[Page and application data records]
------------------------------------------------------------
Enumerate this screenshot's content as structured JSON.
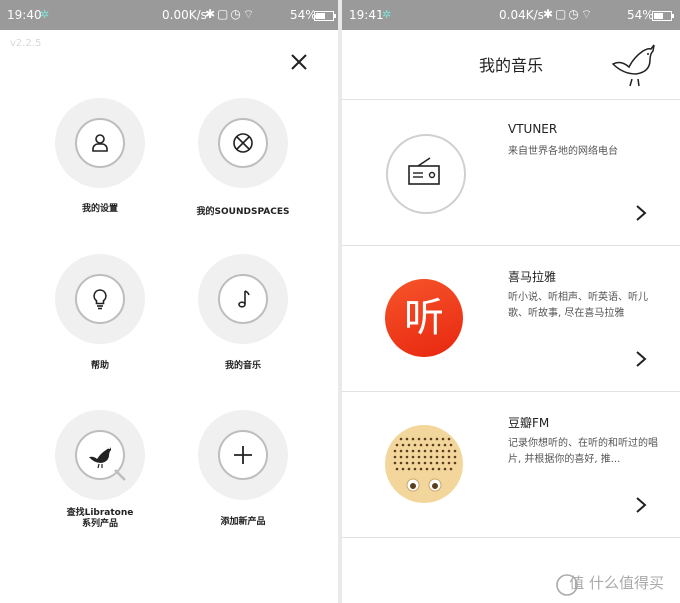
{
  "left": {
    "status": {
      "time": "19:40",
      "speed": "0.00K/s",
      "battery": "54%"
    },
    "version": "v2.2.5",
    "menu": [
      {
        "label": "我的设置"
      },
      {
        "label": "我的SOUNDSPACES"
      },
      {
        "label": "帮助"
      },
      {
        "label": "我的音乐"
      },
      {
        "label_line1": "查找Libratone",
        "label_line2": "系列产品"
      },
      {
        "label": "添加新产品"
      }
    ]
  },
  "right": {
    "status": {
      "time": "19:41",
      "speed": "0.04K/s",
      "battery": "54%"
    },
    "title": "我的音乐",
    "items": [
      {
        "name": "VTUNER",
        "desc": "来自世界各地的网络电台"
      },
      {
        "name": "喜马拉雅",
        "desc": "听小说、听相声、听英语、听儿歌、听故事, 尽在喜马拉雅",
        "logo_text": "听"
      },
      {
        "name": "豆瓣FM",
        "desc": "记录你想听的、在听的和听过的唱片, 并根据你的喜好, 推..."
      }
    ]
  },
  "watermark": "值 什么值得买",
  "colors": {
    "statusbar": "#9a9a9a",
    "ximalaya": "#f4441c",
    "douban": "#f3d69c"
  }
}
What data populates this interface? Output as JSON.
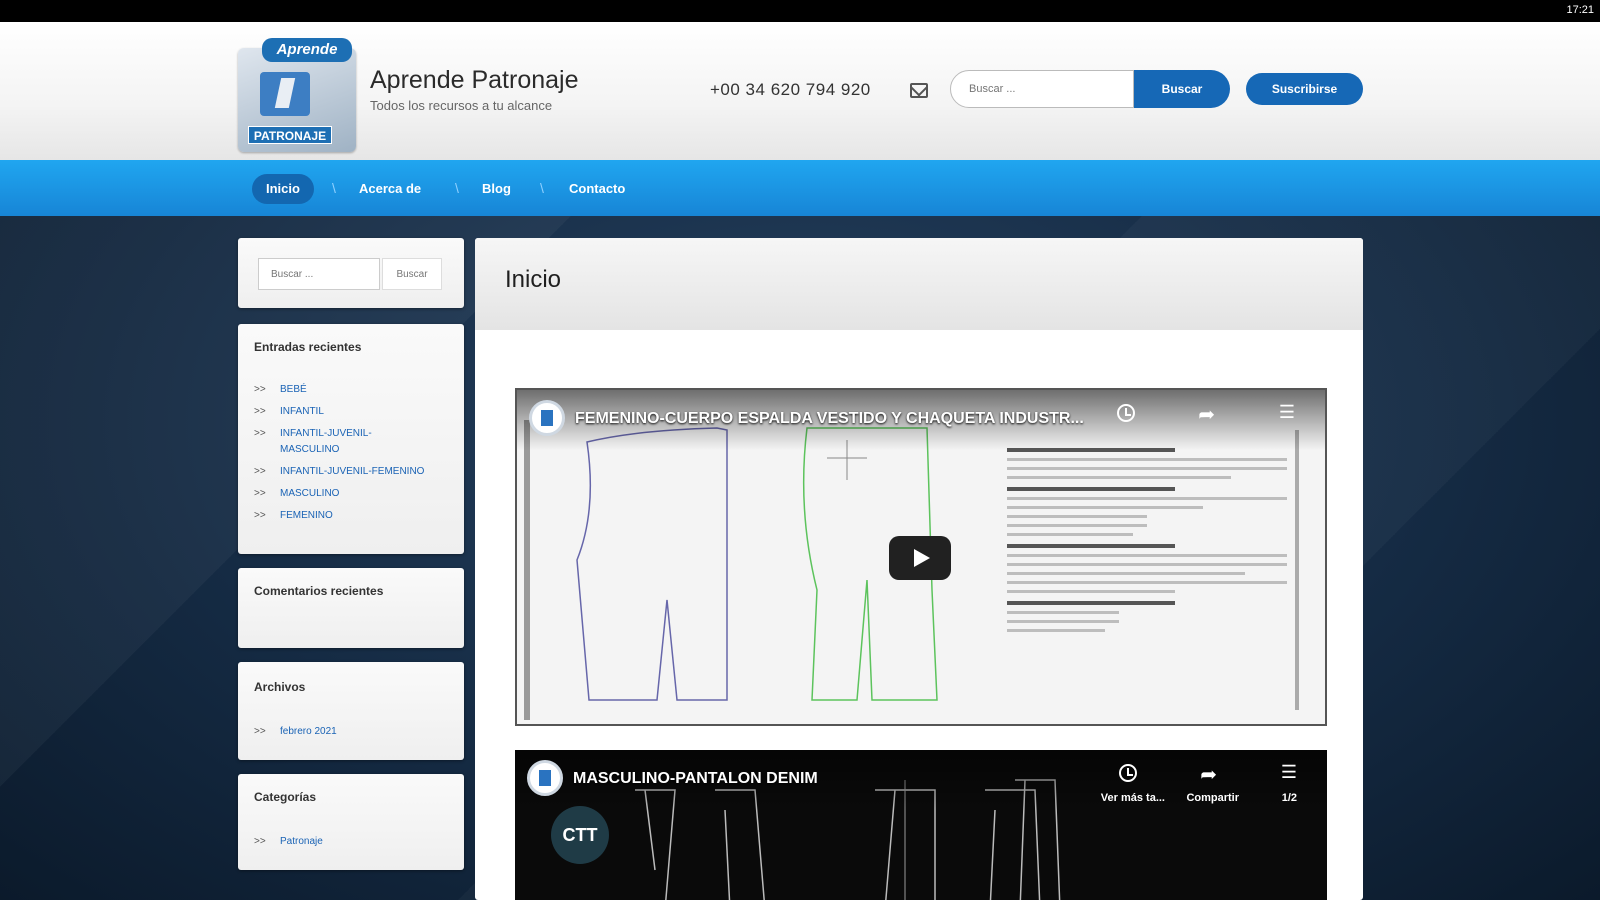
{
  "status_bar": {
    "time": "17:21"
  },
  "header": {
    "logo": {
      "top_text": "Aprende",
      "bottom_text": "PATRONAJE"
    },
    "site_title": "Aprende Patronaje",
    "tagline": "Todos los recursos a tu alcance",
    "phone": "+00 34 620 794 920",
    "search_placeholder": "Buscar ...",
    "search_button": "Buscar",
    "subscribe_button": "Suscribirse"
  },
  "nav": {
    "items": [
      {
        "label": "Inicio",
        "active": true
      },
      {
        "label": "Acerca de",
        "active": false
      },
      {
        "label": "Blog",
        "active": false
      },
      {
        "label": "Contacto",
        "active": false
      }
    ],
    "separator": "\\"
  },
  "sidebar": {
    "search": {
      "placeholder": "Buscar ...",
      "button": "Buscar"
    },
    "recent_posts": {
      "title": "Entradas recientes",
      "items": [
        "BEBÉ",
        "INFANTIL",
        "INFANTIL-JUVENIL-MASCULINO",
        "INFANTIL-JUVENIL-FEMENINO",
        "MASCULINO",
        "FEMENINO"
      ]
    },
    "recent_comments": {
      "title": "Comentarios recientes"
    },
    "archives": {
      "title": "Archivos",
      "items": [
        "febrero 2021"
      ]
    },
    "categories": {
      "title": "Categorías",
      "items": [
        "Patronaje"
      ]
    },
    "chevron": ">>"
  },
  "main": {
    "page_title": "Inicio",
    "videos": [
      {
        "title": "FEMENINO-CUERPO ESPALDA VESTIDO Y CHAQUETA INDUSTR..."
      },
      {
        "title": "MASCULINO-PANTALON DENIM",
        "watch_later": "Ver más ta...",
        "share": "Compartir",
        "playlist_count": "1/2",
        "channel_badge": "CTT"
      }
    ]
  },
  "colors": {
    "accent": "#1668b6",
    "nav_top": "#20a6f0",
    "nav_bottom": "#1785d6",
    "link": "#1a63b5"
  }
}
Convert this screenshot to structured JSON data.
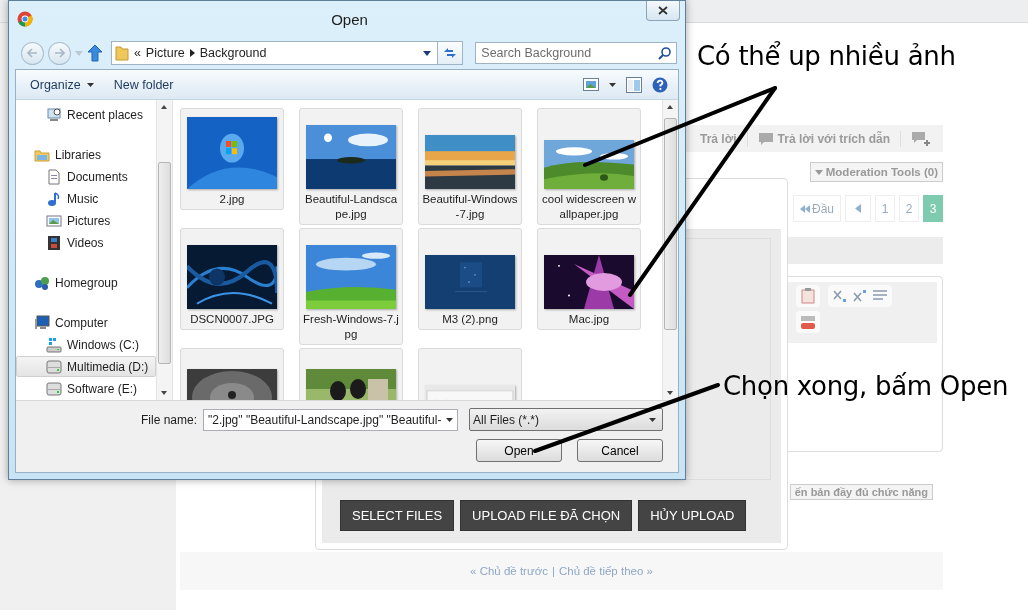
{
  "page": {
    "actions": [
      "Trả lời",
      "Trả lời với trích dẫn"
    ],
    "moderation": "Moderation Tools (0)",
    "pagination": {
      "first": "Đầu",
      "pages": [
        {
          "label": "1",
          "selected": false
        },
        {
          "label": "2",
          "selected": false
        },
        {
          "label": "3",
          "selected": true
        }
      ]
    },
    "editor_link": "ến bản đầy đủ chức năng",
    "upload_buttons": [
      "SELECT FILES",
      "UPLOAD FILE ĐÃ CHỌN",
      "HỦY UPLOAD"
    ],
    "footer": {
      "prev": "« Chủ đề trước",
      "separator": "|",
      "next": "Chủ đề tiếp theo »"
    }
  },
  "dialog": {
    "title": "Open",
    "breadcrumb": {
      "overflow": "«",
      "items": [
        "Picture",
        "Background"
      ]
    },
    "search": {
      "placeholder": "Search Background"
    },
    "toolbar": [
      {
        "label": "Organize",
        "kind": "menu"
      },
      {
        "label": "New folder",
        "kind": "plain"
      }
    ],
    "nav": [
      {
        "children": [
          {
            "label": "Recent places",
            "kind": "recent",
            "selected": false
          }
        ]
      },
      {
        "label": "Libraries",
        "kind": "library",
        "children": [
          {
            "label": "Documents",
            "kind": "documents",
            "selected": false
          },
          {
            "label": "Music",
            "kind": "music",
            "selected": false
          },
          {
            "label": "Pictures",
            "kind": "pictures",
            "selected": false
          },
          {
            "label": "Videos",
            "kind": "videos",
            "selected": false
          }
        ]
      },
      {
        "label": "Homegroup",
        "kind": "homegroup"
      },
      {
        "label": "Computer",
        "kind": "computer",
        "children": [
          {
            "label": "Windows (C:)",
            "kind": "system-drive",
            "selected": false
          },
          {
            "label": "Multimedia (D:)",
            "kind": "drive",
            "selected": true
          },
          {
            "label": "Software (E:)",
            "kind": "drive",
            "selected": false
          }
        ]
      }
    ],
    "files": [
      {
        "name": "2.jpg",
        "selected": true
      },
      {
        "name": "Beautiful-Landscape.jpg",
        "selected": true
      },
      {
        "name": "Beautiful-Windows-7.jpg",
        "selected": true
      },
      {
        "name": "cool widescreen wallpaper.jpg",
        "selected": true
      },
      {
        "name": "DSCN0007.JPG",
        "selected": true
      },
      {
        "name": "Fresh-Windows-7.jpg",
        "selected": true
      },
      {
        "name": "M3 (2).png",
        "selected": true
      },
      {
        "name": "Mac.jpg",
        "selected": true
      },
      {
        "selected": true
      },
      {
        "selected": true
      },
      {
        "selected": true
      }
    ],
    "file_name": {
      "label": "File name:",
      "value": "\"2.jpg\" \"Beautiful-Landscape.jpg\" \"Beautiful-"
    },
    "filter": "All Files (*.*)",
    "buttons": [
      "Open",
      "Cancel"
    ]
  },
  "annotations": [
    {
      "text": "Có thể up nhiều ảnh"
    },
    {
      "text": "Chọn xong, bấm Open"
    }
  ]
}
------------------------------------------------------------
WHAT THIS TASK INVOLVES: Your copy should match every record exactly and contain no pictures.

RESULT OF THE TASK:
Enumerate this screenshot's content as structured JSON.
{
  "left": {
    "status": {
      "time": "19:40",
      "speed": "0.00K/s",
      "battery": "54%"
    },
    "version": "v2.2.5",
    "menu": [
      {
        "label": "我的设置"
      },
      {
        "label": "我的SOUNDSPACES"
      },
      {
        "label": "帮助"
      },
      {
        "label": "我的音乐"
      },
      {
        "label_line1": "查找Libratone",
        "label_line2": "系列产品"
      },
      {
        "label": "添加新产品"
      }
    ]
  },
  "right": {
    "status": {
      "time": "19:41",
      "speed": "0.04K/s",
      "battery": "54%"
    },
    "title": "我的音乐",
    "items": [
      {
        "name": "VTUNER",
        "desc": "来自世界各地的网络电台"
      },
      {
        "name": "喜马拉雅",
        "desc": "听小说、听相声、听英语、听儿歌、听故事, 尽在喜马拉雅",
        "logo_text": "听"
      },
      {
        "name": "豆瓣FM",
        "desc": "记录你想听的、在听的和听过的唱片, 并根据你的喜好, 推..."
      }
    ]
  },
  "watermark": "值 什么值得买",
  "colors": {
    "statusbar": "#9a9a9a",
    "ximalaya": "#f4441c",
    "douban": "#f3d69c"
  }
}
What data populates this interface? Output as JSON.
{
  "status_bar": {
    "time": "17:21"
  },
  "header": {
    "logo": {
      "top_text": "Aprende",
      "bottom_text": "PATRONAJE"
    },
    "site_title": "Aprende Patronaje",
    "tagline": "Todos los recursos a tu alcance",
    "phone": "+00 34 620 794 920",
    "search_placeholder": "Buscar ...",
    "search_button": "Buscar",
    "subscribe_button": "Suscribirse"
  },
  "nav": {
    "items": [
      {
        "label": "Inicio",
        "active": true
      },
      {
        "label": "Acerca de",
        "active": false
      },
      {
        "label": "Blog",
        "active": false
      },
      {
        "label": "Contacto",
        "active": false
      }
    ],
    "separator": "\\"
  },
  "sidebar": {
    "search": {
      "placeholder": "Buscar ...",
      "button": "Buscar"
    },
    "recent_posts": {
      "title": "Entradas recientes",
      "items": [
        "BEBÉ",
        "INFANTIL",
        "INFANTIL-JUVENIL-MASCULINO",
        "INFANTIL-JUVENIL-FEMENINO",
        "MASCULINO",
        "FEMENINO"
      ]
    },
    "recent_comments": {
      "title": "Comentarios recientes"
    },
    "archives": {
      "title": "Archivos",
      "items": [
        "febrero 2021"
      ]
    },
    "categories": {
      "title": "Categorías",
      "items": [
        "Patronaje"
      ]
    },
    "chevron": ">>"
  },
  "main": {
    "page_title": "Inicio",
    "videos": [
      {
        "title": "FEMENINO-CUERPO ESPALDA VESTIDO Y CHAQUETA INDUSTR..."
      },
      {
        "title": "MASCULINO-PANTALON DENIM",
        "watch_later": "Ver más ta...",
        "share": "Compartir",
        "playlist_count": "1/2",
        "channel_badge": "CTT"
      }
    ]
  },
  "colors": {
    "accent": "#1668b6",
    "nav_top": "#20a6f0",
    "nav_bottom": "#1785d6",
    "link": "#1a63b5"
  }
}
Convert this screenshot to structured JSON data.
{
  "page": {
    "actions": [
      "Trả lời",
      "Trả lời với trích dẫn"
    ],
    "moderation": "Moderation Tools (0)",
    "pagination": {
      "first": "Đầu",
      "pages": [
        {
          "label": "1",
          "selected": false
        },
        {
          "label": "2",
          "selected": false
        },
        {
          "label": "3",
          "selected": true
        }
      ]
    },
    "editor_link": "ến bản đầy đủ chức năng",
    "upload_buttons": [
      "SELECT FILES",
      "UPLOAD FILE ĐÃ CHỌN",
      "HỦY UPLOAD"
    ],
    "footer": {
      "prev": "« Chủ đề trước",
      "separator": "|",
      "next": "Chủ đề tiếp theo »"
    }
  },
  "dialog": {
    "title": "Open",
    "breadcrumb": {
      "overflow": "«",
      "items": [
        "Picture",
        "Background"
      ]
    },
    "search": {
      "placeholder": "Search Background"
    },
    "toolbar": [
      {
        "label": "Organize",
        "kind": "menu"
      },
      {
        "label": "New folder",
        "kind": "plain"
      }
    ],
    "nav": [
      {
        "children": [
          {
            "label": "Recent places",
            "kind": "recent",
            "selected": false
          }
        ]
      },
      {
        "label": "Libraries",
        "kind": "library",
        "children": [
          {
            "label": "Documents",
            "kind": "documents",
            "selected": false
          },
          {
            "label": "Music",
            "kind": "music",
            "selected": false
          },
          {
            "label": "Pictures",
            "kind": "pictures",
            "selected": false
          },
          {
            "label": "Videos",
            "kind": "videos",
            "selected": false
          }
        ]
      },
      {
        "label": "Homegroup",
        "kind": "homegroup"
      },
      {
        "label": "Computer",
        "kind": "computer",
        "children": [
          {
            "label": "Windows (C:)",
            "kind": "system-drive",
            "selected": false
          },
          {
            "label": "Multimedia (D:)",
            "kind": "drive",
            "selected": true
          },
          {
            "label": "Software (E:)",
            "kind": "drive",
            "selected": false
          }
        ]
      }
    ],
    "files": [
      {
        "name": "2.jpg",
        "selected": true
      },
      {
        "name": "Beautiful-Landscape.jpg",
        "selected": true
      },
      {
        "name": "Beautiful-Windows-7.jpg",
        "selected": true
      },
      {
        "name": "cool widescreen wallpaper.jpg",
        "selected": true
      },
      {
        "name": "DSCN0007.JPG",
        "selected": true
      },
      {
        "name": "Fresh-Windows-7.jpg",
        "selected": true
      },
      {
        "name": "M3 (2).png",
        "selected": true
      },
      {
        "name": "Mac.jpg",
        "selected": true
      },
      {
        "selected": true
      },
      {
        "selected": true
      },
      {
        "selected": true
      }
    ],
    "file_name": {
      "label": "File name:",
      "value": "\"2.jpg\" \"Beautiful-Landscape.jpg\" \"Beautiful-"
    },
    "filter": "All Files (*.*)",
    "buttons": [
      "Open",
      "Cancel"
    ]
  },
  "annotations": [
    {
      "text": "Có thể up nhiều ảnh"
    },
    {
      "text": "Chọn xong, bấm Open"
    }
  ]
}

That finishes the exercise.